One in five gay men in the United States has HIV, and almost half of those who carry the virus are unaware that they are infected, according to a Centers for Disease Control and Prevention study released Thursday.
A new study published in this week's issue of the New England Journal of Medicine analyzed data gathered in Norway between 1996 and 2005 on more than 40,000 women in their 50s and 60s. Regular mammograms reduced the risk of dying from breast cancer by just 10 percent, which is far lower than had been thought,
The FDA on Wednesday approved the first oral disease-modifying drug for multiple sclerosis, making an appealing new treatment option available to hundreds of thousands of people with a common form of the disease.
According to recent reports, former President Bill Clinton has shown me up, eschewing not just cheeseburgers but every other meat. In the interest of staying trim and maintaining his post-presidential good health, Clinton, until recently a big fan of burgers and barbecue, now eats mostly plant-based foods and no dairy at all. The only food that separates him from a vegan, it appears, is the occasional serving of fish.
Even before a controversial new form of emergency contraception arrives on pharmacy shelves in the United States, opponents have launched a campaign to persuade pharmacists not to fill prescriptions for the drug. The Family Research Council is asking supporters to start lobbying their local pharmacists to refuse to dispense the drug, known as "ella."
The 80 entries in "What I Eat" are organized according to how many calories each person's daily menu contains. The range is astounding -- from 800 to 12,300 a day -- but most people's tallies hover around 2,000 calories. The book got me wondering how many calories I consume in a day. I don't count them. In fact, I deliberately shunned calorie-counting during my recent weight loss effort.
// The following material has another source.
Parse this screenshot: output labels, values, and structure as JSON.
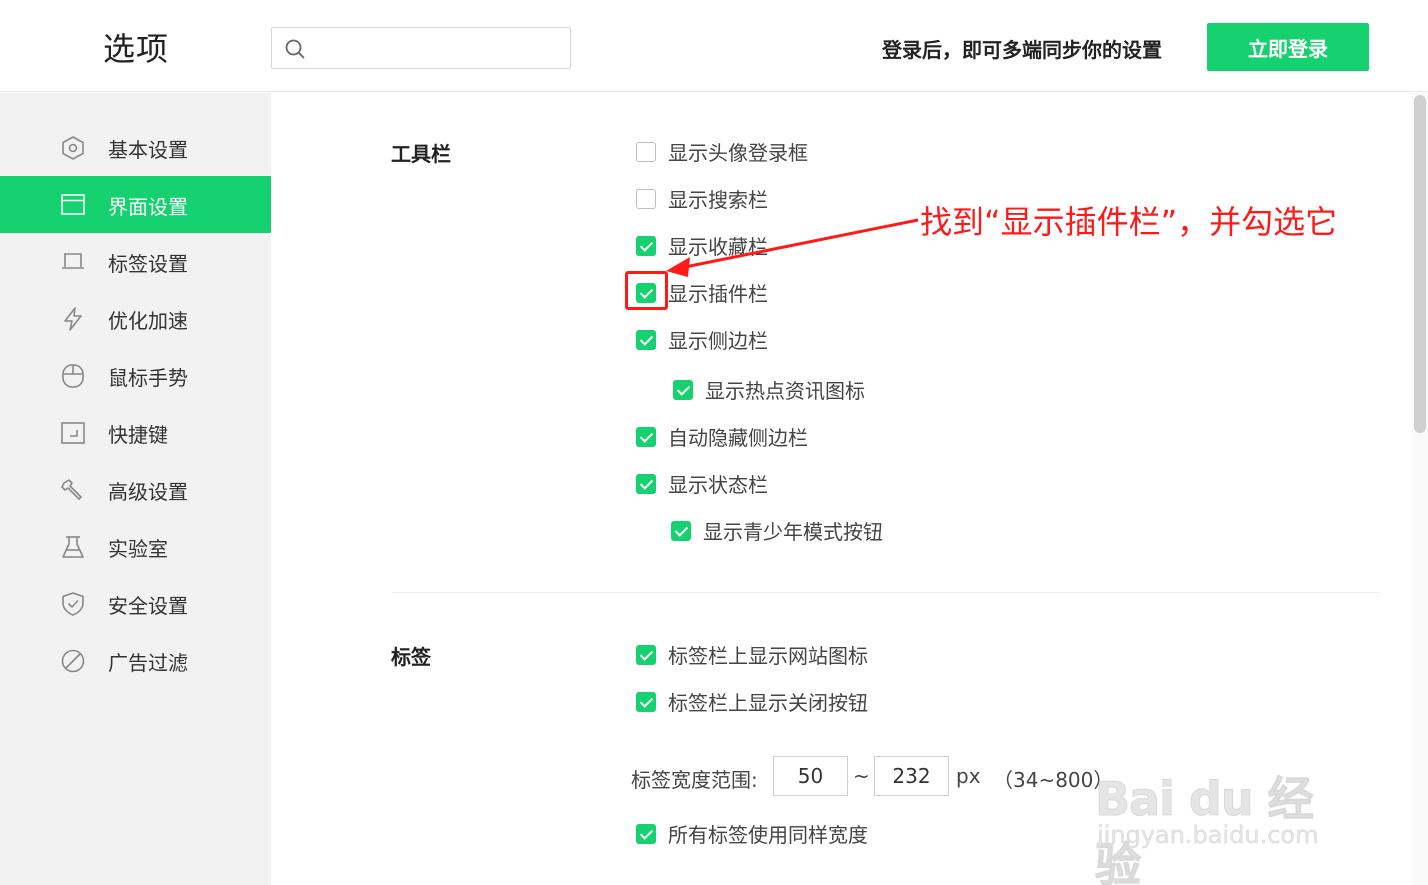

Provocative new research published today in the journal Pediatrics adds weight to the growing body of evidence that obesity isn't only a matter of behavior or genetics.